It is essential for road safety that road users share our roads in vehicles that are roadworthy, well maintained and insured. Few vehicle owners are fortunate to buy a brand new vehicle. Most of us have to buy used cars out of hand, via a dealership or at an auction.
Buying a used car is however always a risk and something to be done with caution. Here are some of the pros and cons of buying vehicles at an auction.
Benefits of Buying Vehicles at an Auction
- Most buyers recognise that they may be able to buy a vehicle at much cheaper than if compared to cars sold at conventional car dealerships and distributors.
- This may be well below current market value. [Some estimate a potential saving as much as 30%]
- Retailers can’t compete with auction prices, so you could potentially find a well-conditioned car at a very reduced price.
- The buyer with the skills to repair the small dents and minor mechanical problems will quickly realise the true potential of a used car on auction.
- Some of these vehicles include vintage cars that could almost be seen as “collectors’ items”.
- Not all vehicles are ancient – the fortunate buyer may still be able to find a vehicle within warranty.
- There is usually a huge variety of the cars offered to attract as many potential buyers as possible to the auction.
- Some auction houses hold weekly used car auctions, selling everything from passenger and commercial vehicles, through to 4WDs, trucks and utility vehicles.
- The patient buyer willing to wait a week or a month may find that the exact model he desires becomes available rather soon.
- Ability to do research
- Many auction houses allow potential buyers to view information on the vehicles to be auctioned online prior to the auction.
- This could include condition reports detailing issues with the car – such as major mechanical problems, dents and any other damage.
- The information may allow the potential buyer to do some research and enquire from others as to what a fair value should be both for the vehicle and estimated costs of repair/ improvements.
- Fleet Vehicles
- There is some extra value for money to be found in auctions of government and fleet vehicles.
- Some corporates, organisations or state departments often update their vehicles after a set number of years or kilometres and put them up for auction.
- The main benefit of these vehicles is that their service history is often complete and documented – most companies service these vehicles in line with the manufacturer’s recommendations.
- The potential buyer may know exactly what the car’s been used for.
- Repossessed Vehicles
- Buyers may find good value in a repossessed car.
- Repossessed cars are often a favourite among buyers as there is less chance that anything is wrong with the vehicle.
- Repossessed vehicles are usually sold at auction so that the money can be recouped quickly, not because it can’t be sold elsewhere due to mechanical issues.
What to be Cautious of when Buying Vehicles at Auction
Best advice is to always have a “Buyer Beware” attitude and to question everything.
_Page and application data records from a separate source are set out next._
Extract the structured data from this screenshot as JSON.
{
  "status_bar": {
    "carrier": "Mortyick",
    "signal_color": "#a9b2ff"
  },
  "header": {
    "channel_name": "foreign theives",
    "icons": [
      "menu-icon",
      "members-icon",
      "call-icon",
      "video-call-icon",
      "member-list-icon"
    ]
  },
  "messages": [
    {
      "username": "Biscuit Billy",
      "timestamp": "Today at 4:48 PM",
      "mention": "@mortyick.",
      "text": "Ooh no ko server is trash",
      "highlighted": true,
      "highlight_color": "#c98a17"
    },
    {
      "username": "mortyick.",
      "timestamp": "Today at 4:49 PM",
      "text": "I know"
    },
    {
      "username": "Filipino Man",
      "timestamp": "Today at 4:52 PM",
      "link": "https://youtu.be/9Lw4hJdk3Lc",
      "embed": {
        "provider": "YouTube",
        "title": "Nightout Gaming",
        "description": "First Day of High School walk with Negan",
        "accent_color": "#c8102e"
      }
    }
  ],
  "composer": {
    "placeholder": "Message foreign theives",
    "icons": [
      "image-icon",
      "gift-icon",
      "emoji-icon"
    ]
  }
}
Do not rely on verbal promises and don’t trust sales talk!
Sold “As Is””
- Keep in mind that the vehicle is sold as is – what you see is what you get.
- You cannot take the car from the auction site to be checked out by a mechanic elsewhere.
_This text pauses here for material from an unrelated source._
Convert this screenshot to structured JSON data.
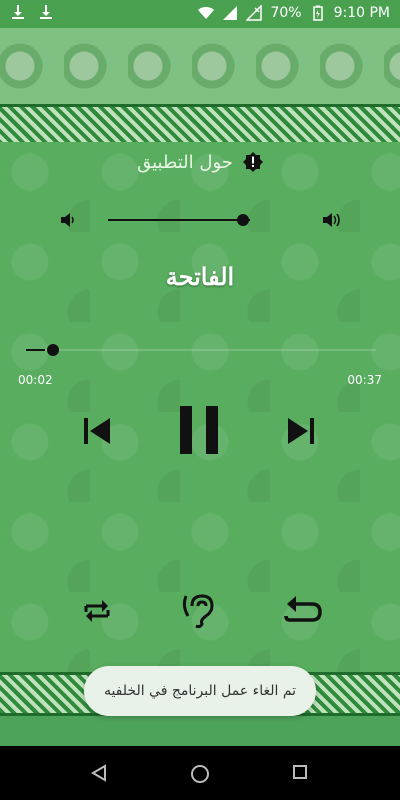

- The vehicle you want to buy may not be second hand but 3rd, 4th or 5th hand etc.
- Unlike when you buy from a licensed dealership, there are no warranties, cooling-off periods or guarantees.
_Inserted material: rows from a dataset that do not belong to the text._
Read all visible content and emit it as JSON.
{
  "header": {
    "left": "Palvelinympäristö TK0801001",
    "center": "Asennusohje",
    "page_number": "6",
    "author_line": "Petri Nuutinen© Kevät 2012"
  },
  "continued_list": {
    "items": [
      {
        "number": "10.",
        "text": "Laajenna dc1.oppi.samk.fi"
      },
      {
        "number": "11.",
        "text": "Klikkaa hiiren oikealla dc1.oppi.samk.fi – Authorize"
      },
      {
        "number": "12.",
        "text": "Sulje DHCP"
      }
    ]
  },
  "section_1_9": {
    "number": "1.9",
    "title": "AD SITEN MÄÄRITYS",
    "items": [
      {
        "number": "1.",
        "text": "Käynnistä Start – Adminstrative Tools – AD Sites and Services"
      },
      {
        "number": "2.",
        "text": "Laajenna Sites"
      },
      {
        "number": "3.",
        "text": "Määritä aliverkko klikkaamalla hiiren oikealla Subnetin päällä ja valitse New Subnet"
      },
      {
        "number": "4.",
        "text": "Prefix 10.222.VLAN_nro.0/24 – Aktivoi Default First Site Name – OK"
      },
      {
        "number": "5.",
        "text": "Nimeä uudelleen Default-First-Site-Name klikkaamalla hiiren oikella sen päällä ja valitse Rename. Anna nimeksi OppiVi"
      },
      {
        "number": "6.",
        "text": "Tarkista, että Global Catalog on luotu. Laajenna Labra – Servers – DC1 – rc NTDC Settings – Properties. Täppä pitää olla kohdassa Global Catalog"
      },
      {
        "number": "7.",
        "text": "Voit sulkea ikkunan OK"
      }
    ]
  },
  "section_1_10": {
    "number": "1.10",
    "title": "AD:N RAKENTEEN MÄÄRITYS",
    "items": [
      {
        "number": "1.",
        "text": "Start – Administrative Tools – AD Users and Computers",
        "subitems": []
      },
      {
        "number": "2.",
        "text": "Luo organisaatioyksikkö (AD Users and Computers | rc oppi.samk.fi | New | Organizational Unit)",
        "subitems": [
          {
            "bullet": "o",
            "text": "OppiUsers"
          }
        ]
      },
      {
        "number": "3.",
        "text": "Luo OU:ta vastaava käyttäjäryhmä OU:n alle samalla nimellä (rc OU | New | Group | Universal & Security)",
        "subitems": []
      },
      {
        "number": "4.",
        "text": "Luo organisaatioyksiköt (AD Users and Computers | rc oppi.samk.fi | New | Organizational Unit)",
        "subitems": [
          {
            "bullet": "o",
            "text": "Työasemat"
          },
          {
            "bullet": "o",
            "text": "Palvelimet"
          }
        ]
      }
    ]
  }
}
- Even with some legislative protection, there is not much of a safety net.
- The time and energy spent to limit damages by relying on this protection may be little consolation once you have made the wrong purchase.
Looks Can Be Deceiving
- Sellers could go to great lengths [and some do] to hide flaws and make the vehicle look desirable.
- Even though the vehicle may look shiny and new it may not be in good mechanical condition.
- You may need to check the legalities and whether the vehicle is not illegal and that ownership may legally be transferred to you.
- A good way to check is via the VIN (Vehicle Identification Number) on the build plaque in the engine bay, on the passenger side windshield and also on any registration documents. The VIN should match – otherwise this means that major parts have been replaced, indicating a serious accident.
Seeing is Not Feeling
- Most auction houses don’t allow you to take vehicles for a drive before placing a bid.
- You are buying with your eyes and don’t get to feel how the vehicle drives.
- You can turn the car on, listen to the engine, check under the bonnet and view any log books if they’re available – but that’s often the extent of it.
- There may be hidden costs you are not aware of…
- Ensure that you confirm what the “processing” fees might be before you start bidding.
- Costs may include an auctioneer’s commission and fees of obtaining registration papers.
- Should the vehicle not have a roadworthy certificate, then you need to organise a way to get it home.
- Be prepared for the costs of a roadworthy test and expenses needed to get it in a roadworthy condition.
Fraudsters and Dishonesty
- We need to be alert of dishonest sellers, buyers and even facilitators.
- Keep in mind that odometers can lie and some vehicle owners are not as trustworthy as we would like to believe.
- At any auction, there’s also a risk that ‘dummy bidders’ will artificially inflate the price (even though it’s illegal).
- Stay alert to “ghost bidding” and “vendor bidding” and methods that could be used to drive prices higher.
Remember: Always question why a vehicle is sold at an auction, and whether it is not the last place to sell a car that cannot be sold elsewhere.
Source: Arrive Alive